Harsh criticism from Brussels

Yet the decision to partner with China was not without criticism, especially from Brussels and other EU member states. "What was advertised to the Italian public as a purely commercial declaration of intent is actually a political recognition of the Silk Road project by a member state of the G7 — in other words, it's a very serious matter," explains Italian sinologist Giada Messetti.

In her latest book, In the Mind of the Dragon (Nella testa del Dragone, 2020), she explains China's political and cultural strategy: "The Chinese have planned from the outset to become what they are today. They have pursued an economic agenda. And since their economic importance in the world is so strong, it is, in fact, self-evident that they want to influence the world."

A portrait of Giada Messetti
Italian sinologist Giada Messetti is familiar with China's political and cultural goals abroadImage: DW

A pawn in international politics?

The international deep water port is the most important port for oil tankers in the Mediterranean and its position is considered strategic and advantageous. The agreement with China stipulates that the China Communications Construction Company (CCCC) will be involved with the Port of Trieste.

Unlike other ports in Europe, such as the Greek port of Piraeus, which has been majority-owned by Chinasince 2016, the Trieste port cannot simply been sold.

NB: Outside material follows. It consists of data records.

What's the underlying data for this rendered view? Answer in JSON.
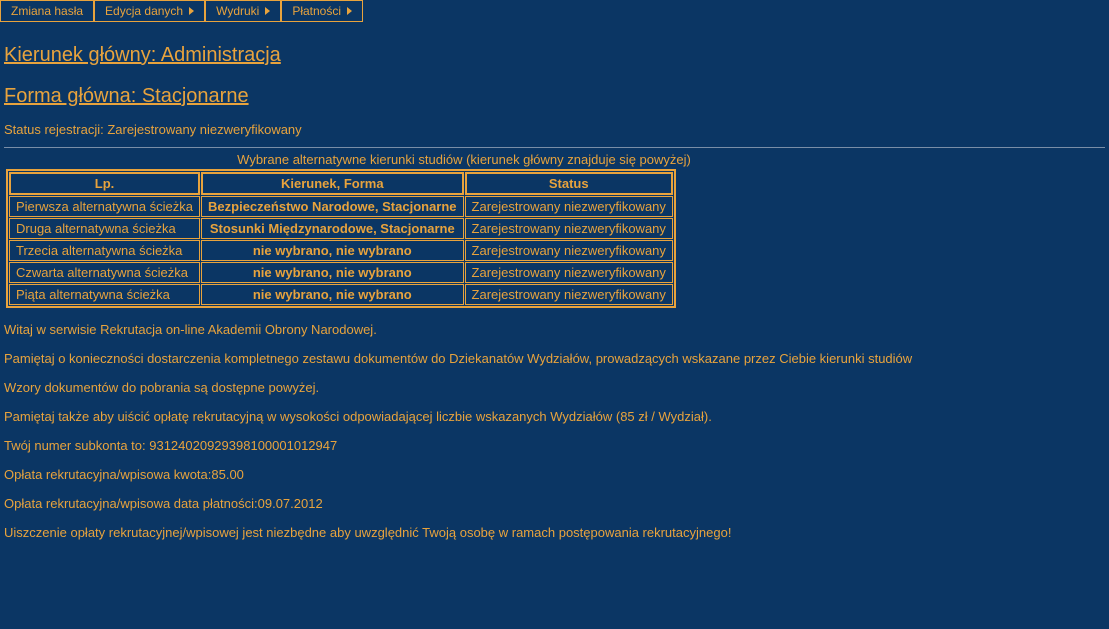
{
  "menu": {
    "items": [
      {
        "label": "Zmiana hasła",
        "hasArrow": false
      },
      {
        "label": "Edycja danych",
        "hasArrow": true
      },
      {
        "label": "Wydruki",
        "hasArrow": true
      },
      {
        "label": "Płatności",
        "hasArrow": true
      }
    ]
  },
  "headings": {
    "kierunek": "Kierunek główny: Administracja",
    "forma": "Forma główna: Stacjonarne"
  },
  "status_line": "Status rejestracji: Zarejestrowany niezweryfikowany",
  "table": {
    "caption": "Wybrane alternatywne kierunki studiów (kierunek główny znajduje się powyżej)",
    "headers": {
      "lp": "Lp.",
      "kierunek": "Kierunek, Forma",
      "status": "Status"
    },
    "rows": [
      {
        "lp": "Pierwsza alternatywna ścieżka",
        "kf": "Bezpieczeństwo Narodowe, Stacjonarne",
        "st": "Zarejestrowany niezweryfikowany"
      },
      {
        "lp": "Druga alternatywna ścieżka",
        "kf": "Stosunki Międzynarodowe, Stacjonarne",
        "st": "Zarejestrowany niezweryfikowany"
      },
      {
        "lp": "Trzecia alternatywna ścieżka",
        "kf": "nie wybrano, nie wybrano",
        "st": "Zarejestrowany niezweryfikowany"
      },
      {
        "lp": "Czwarta alternatywna ścieżka",
        "kf": "nie wybrano, nie wybrano",
        "st": "Zarejestrowany niezweryfikowany"
      },
      {
        "lp": "Piąta alternatywna ścieżka",
        "kf": "nie wybrano, nie wybrano",
        "st": "Zarejestrowany niezweryfikowany"
      }
    ]
  },
  "paragraphs": {
    "p1": "Witaj w serwisie Rekrutacja on-line Akademii Obrony Narodowej.",
    "p2": "Pamiętaj o konieczności dostarczenia kompletnego zestawu dokumentów do Dziekanatów Wydziałów, prowadzących wskazane przez Ciebie kierunki studiów",
    "p3": "Wzory dokumentów do pobrania są dostępne powyżej.",
    "p4": "Pamiętaj także aby uiścić opłatę rekrutacyjną w wysokości odpowiadającej liczbie wskazanych Wydziałów (85 zł / Wydział).",
    "p5": "Twój numer subkonta to: 93124020929398100001012947",
    "p6": "Opłata rekrutacyjna/wpisowa kwota:85.00",
    "p7": "Opłata rekrutacyjna/wpisowa data płatności:09.07.2012",
    "p8": "Uiszczenie opłaty rekrutacyjnej/wpisowej jest niezbędne aby uwzględnić Twoją osobę w ramach postępowania rekrutacyjnego!"
  }
}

This is something that the city's Port Authority repeats time and time again.

However, the controversial agreement between China and Italy has not yet produced any concrete projects. Months after Chinese President Xi Jinping's visit to Rome, a standstill remains.

But behind the scenes, things look different: "Actually, we have been negotiating with the Chinese for some time now," says Francesco Parisi.

As Chairman of the Board of Piattaforma Logistica Trieste (PLT), he is in charge of the construction of a new multi-functional terminal in the Trieste port area and is looking for partners to develop the project. "We do not necessarily prefer China as a trading partner, we simply perceive that the country has grown and that it is now the number one trading partner."

A view over the city of Trieste and its port
The port of Trieste has long had an important strategic locationImage: Imago/imagebroker

A rich economic history

Parisi is in charge of transport business all over the world. His company, founded in 1807, is part of the city's history. As an eighth-generation entrepreneur, he cannot ignore the confrontation between the United States and China.

He himself experienced the Cold War period in Trieste. "The thought of a Cold War is what drives me personally — as a businessman but also as a citizen of the European Union. But international trade can be a bridge to help maintain peace."

But this is where opinions differ: Is it permissible to do business with a country that is known for violating human rights? And how does one behave in the midst of a trade dispute between China and the USA? The political pressure is high, and the city of Trieste has suddenly found itself involved in the conflict.

A view of cranes in front of a grey building at the harbor
The port will be part of China's New Silk Road projectImage: picture-alliance/ROPI/Fotogramma/Maule

A new European partner on board

But at the end of September 2020 it was announced that a new European partner will be involved in the port's development. "Hamburger Hafen und Logistik AG (HHLA) is acquiring a 50.01% majority stake in the multi-function terminal in the Port of Trieste," the press release reads. Although it may be more of a commercial decision, the geopolitical position of Trieste also plays a role. 

China expert Giada Messetti would like to see a clearer Europe-wide stance on China: "Europe risks becoming the battlefield of China and America. But the EU could be the third player in the global arena. I hope it chooses to be just that," she says.

This article was translated from German by Sarah Hucal.

Skip next section Explore more